Would you copy all lines in the data that contain the word "Embedding"?

== Segment start ==

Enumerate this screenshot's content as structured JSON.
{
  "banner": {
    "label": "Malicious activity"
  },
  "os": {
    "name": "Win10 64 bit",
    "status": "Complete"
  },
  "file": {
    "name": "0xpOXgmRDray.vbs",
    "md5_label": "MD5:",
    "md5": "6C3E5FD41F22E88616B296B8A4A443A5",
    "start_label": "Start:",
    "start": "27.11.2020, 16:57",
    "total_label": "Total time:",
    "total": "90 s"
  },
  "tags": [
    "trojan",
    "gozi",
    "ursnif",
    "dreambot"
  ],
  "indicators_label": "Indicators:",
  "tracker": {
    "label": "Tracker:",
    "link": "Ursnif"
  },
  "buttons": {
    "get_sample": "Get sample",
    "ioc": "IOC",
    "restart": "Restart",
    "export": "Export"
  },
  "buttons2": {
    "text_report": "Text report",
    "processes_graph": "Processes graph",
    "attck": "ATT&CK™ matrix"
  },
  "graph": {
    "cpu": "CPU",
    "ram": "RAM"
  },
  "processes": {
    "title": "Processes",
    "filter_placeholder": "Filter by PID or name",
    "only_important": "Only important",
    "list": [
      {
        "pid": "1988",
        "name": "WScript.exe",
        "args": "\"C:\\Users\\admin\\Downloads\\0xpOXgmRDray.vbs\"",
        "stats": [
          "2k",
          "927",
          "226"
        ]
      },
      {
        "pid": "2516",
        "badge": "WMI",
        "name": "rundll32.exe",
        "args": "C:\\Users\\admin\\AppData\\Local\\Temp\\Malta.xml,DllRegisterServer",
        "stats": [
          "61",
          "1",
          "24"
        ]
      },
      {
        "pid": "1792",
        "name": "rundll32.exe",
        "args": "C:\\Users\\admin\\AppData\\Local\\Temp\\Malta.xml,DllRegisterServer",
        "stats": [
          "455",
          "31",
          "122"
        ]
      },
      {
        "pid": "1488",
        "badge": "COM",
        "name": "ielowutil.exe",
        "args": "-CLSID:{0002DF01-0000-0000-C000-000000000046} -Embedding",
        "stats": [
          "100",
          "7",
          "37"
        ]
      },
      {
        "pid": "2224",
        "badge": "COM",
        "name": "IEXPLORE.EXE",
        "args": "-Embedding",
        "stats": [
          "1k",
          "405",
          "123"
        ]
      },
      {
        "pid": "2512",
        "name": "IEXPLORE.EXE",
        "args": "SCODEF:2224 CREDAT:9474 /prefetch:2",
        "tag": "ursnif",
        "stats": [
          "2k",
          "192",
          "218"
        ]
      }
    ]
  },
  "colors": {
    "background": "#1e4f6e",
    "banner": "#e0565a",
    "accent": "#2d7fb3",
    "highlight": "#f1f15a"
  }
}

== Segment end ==

§ Expected output
        "args": "-CLSID:{0002DF01-0000-0000-C000-000000000046} -Embedding",
        "args": "-Embedding",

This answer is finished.